_RECORDS TO USE_
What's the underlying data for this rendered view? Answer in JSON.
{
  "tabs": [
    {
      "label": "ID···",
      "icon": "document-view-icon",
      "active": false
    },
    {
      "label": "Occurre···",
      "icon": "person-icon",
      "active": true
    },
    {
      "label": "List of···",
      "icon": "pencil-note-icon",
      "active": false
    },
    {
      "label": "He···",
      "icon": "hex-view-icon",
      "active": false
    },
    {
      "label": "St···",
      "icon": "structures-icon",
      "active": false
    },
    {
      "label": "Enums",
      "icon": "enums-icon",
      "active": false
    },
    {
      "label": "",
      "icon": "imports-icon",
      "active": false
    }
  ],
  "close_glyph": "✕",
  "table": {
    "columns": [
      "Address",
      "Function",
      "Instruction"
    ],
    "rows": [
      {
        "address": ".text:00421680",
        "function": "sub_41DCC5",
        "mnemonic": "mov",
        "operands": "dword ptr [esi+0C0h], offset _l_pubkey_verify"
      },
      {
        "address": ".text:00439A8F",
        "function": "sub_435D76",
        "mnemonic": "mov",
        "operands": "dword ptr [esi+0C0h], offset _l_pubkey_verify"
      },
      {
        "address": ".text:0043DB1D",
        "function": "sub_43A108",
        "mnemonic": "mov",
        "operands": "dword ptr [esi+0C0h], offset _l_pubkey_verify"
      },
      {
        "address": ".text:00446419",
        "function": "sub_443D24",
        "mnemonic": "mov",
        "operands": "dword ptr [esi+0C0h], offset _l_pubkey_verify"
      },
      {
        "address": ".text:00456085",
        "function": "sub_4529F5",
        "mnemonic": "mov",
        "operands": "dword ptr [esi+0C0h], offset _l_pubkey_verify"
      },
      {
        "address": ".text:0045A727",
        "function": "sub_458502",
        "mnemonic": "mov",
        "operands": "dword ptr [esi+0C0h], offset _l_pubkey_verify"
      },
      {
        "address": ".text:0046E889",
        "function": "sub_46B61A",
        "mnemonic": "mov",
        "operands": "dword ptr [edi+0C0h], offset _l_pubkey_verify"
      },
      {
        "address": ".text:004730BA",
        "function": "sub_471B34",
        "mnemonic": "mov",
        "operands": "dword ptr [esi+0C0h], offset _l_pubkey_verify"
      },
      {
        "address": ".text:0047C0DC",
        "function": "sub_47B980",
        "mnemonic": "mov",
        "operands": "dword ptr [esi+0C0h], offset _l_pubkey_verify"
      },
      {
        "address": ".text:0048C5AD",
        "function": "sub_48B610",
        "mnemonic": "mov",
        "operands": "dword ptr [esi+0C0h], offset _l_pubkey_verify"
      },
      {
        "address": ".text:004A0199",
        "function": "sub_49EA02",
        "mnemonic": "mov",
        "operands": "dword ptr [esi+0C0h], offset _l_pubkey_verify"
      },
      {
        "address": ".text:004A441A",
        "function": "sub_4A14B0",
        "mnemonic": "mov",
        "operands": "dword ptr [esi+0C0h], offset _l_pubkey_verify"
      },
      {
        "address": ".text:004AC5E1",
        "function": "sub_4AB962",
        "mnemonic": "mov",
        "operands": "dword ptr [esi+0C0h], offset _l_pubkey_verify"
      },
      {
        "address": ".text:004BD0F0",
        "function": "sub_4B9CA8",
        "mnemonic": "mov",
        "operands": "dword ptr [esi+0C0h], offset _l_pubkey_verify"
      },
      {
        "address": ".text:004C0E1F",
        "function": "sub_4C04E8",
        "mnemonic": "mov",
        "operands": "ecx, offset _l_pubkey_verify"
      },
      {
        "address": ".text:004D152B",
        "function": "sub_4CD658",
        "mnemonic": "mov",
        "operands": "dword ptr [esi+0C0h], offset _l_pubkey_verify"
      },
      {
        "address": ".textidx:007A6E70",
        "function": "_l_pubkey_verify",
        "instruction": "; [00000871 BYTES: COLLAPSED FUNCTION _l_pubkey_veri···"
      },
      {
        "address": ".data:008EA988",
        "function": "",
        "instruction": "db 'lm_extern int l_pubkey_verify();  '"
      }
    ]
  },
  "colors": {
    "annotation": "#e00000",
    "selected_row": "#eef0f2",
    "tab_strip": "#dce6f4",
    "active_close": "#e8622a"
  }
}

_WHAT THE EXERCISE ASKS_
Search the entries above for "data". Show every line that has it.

_TASK OUTPUT_
What's the underlying data for this rendered view? Answer in JSON.
        "address": ".data:008EA988",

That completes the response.